(Your instructions)
In the records below, find each line containing the word "JSON" and copy it.

(Web page and app entries)
+ + + + +

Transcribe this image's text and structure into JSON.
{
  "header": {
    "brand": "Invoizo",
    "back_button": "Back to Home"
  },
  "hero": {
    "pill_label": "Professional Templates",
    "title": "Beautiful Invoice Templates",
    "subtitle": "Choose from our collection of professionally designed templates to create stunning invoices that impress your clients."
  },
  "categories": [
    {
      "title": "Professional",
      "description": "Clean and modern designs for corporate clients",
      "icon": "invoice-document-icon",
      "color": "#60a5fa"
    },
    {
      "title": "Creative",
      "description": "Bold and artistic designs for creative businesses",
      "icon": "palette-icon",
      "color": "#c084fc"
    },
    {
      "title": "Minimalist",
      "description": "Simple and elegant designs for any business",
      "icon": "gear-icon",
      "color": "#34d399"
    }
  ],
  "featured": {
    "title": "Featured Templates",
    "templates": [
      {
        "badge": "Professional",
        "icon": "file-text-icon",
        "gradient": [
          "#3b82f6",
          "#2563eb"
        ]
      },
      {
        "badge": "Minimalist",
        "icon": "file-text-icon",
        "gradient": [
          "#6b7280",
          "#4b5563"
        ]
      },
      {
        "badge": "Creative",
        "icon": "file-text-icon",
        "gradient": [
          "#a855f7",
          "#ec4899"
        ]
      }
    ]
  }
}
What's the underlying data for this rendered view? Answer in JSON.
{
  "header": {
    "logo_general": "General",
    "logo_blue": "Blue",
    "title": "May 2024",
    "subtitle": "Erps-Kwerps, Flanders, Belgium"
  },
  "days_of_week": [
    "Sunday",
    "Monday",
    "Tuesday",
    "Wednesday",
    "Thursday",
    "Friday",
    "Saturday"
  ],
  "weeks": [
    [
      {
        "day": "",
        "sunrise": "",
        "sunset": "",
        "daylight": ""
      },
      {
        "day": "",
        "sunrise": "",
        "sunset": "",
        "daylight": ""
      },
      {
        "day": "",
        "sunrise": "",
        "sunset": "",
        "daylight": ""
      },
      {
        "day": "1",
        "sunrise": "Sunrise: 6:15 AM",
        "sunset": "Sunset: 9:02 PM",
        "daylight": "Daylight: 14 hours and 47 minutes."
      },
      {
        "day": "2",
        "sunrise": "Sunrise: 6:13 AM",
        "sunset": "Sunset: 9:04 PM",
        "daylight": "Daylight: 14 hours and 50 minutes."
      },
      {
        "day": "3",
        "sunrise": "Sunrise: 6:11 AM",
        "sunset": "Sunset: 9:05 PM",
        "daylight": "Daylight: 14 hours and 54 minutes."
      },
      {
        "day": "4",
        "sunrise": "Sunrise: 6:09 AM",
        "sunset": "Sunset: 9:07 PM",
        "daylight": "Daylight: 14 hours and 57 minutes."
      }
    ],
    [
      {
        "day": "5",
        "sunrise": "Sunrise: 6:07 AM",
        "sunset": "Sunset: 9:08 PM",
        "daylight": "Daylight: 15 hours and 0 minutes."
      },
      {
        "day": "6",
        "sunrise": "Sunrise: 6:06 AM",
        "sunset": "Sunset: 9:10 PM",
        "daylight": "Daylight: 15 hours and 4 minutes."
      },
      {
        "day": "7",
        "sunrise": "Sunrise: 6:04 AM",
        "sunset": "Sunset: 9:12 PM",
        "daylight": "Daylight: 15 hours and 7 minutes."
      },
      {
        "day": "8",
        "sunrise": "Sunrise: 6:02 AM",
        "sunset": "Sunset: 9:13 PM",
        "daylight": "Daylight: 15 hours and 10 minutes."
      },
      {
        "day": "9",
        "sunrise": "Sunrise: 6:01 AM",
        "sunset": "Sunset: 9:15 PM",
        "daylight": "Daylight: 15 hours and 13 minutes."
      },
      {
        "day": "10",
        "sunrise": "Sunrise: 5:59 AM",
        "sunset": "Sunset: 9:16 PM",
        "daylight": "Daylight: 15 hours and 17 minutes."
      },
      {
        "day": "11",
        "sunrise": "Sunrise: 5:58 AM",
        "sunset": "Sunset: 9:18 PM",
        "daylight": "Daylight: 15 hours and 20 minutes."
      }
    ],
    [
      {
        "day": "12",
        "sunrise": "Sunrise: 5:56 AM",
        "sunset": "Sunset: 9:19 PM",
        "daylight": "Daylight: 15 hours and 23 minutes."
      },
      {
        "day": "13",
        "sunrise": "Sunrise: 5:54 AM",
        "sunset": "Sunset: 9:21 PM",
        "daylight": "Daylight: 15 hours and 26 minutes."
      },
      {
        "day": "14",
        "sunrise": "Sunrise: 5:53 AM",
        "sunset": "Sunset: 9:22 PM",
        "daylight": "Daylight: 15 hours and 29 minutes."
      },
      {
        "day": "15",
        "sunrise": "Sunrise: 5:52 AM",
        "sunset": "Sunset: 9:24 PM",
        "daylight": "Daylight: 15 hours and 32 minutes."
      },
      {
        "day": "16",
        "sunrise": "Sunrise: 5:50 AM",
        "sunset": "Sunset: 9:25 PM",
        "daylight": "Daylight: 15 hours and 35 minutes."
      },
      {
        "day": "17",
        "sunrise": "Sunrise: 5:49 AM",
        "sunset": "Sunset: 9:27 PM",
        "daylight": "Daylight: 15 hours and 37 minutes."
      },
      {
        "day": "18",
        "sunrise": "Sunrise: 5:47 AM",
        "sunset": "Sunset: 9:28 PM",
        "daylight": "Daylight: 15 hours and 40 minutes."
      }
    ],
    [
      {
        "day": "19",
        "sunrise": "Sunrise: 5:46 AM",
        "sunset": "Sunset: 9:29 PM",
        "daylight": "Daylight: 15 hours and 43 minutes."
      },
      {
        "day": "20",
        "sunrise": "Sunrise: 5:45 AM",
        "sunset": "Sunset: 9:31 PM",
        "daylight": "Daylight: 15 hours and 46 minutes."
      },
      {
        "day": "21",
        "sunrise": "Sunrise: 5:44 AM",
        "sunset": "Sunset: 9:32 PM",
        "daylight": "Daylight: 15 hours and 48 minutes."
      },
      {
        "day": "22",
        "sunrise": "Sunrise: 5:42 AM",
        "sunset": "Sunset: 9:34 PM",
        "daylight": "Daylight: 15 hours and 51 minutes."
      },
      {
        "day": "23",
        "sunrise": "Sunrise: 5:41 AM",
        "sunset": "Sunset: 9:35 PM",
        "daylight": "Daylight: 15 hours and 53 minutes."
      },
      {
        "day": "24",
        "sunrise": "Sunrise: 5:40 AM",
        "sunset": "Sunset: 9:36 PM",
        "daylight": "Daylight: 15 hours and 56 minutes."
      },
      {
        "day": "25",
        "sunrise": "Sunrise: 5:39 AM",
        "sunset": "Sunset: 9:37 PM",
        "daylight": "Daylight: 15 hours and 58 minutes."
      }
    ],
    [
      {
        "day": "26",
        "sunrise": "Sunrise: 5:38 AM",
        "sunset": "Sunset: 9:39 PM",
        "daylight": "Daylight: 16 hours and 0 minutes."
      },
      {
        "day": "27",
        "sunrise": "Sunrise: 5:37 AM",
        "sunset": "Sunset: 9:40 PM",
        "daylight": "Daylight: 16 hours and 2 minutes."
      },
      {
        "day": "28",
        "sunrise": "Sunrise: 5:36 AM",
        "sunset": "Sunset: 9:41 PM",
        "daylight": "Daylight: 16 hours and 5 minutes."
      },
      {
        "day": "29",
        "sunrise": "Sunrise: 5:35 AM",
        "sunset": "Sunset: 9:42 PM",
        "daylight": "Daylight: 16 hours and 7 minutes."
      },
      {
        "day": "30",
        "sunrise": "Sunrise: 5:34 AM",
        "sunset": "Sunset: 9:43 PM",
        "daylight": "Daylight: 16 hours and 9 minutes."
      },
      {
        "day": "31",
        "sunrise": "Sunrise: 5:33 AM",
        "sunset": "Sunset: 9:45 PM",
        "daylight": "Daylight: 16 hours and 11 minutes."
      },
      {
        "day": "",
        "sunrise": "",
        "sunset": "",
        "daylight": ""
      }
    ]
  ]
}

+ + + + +

(Task response)
Transcribe this image's text and structure into JSON.
What's the underlying data for this rendered view? Answer in JSON.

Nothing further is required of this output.